§ **YOUR GOAL**
Go through the entries below and pick out every line with "object".

§ **MATERIAL PROVIDED**
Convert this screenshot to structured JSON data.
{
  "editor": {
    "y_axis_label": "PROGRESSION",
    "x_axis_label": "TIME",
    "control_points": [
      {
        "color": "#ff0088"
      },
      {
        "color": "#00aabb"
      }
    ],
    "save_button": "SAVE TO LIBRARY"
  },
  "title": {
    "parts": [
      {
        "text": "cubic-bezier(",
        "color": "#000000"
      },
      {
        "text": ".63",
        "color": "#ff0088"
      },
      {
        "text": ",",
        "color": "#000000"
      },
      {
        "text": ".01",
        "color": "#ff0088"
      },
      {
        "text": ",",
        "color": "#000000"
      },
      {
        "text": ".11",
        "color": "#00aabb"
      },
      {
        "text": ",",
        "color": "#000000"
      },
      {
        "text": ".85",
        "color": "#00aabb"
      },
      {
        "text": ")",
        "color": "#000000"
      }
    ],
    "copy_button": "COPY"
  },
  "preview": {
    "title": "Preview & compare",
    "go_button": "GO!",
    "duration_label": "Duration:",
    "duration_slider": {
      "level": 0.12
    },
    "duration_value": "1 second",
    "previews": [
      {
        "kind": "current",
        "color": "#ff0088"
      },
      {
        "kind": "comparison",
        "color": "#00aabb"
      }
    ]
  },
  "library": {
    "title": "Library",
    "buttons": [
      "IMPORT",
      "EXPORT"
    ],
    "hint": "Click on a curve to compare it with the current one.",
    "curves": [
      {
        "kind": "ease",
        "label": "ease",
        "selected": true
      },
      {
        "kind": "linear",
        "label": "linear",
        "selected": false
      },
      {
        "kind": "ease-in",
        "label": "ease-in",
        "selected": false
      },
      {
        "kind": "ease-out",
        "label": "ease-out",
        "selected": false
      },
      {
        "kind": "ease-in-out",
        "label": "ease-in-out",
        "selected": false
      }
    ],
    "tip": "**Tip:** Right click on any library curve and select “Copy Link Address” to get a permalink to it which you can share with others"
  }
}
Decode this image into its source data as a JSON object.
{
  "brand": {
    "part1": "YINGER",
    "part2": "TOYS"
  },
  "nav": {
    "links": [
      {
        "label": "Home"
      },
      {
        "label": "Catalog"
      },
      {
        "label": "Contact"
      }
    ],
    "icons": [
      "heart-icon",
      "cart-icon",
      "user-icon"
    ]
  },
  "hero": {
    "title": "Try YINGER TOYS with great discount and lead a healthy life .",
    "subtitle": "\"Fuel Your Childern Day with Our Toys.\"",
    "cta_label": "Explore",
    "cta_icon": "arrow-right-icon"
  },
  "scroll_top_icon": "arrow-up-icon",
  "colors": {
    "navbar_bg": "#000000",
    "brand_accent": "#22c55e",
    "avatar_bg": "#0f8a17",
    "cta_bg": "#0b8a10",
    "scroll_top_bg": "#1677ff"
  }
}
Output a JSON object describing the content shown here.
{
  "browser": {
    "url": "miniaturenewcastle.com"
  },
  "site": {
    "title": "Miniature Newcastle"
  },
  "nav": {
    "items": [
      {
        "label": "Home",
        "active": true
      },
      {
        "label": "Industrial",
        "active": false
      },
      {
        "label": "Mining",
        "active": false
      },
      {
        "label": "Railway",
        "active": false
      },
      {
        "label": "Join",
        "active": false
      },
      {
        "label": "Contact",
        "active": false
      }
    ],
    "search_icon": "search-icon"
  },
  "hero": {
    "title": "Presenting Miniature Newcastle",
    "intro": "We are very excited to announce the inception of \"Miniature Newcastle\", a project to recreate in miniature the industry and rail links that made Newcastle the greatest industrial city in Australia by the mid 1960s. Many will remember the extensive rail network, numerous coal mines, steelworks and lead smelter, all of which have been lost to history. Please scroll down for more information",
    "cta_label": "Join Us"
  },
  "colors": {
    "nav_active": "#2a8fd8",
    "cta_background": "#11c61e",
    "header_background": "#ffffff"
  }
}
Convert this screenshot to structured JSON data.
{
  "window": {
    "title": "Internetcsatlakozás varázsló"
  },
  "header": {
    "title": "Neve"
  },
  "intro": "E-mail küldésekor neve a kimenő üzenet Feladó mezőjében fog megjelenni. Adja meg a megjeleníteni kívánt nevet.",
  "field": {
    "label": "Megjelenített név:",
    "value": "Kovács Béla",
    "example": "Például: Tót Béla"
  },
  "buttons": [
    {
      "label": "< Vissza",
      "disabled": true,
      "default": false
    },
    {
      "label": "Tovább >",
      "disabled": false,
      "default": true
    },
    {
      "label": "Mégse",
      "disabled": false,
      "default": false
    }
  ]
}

§ **TASK RESULT**
Decode this image into its source data as a JSON object.
Output a JSON object describing the content shown here.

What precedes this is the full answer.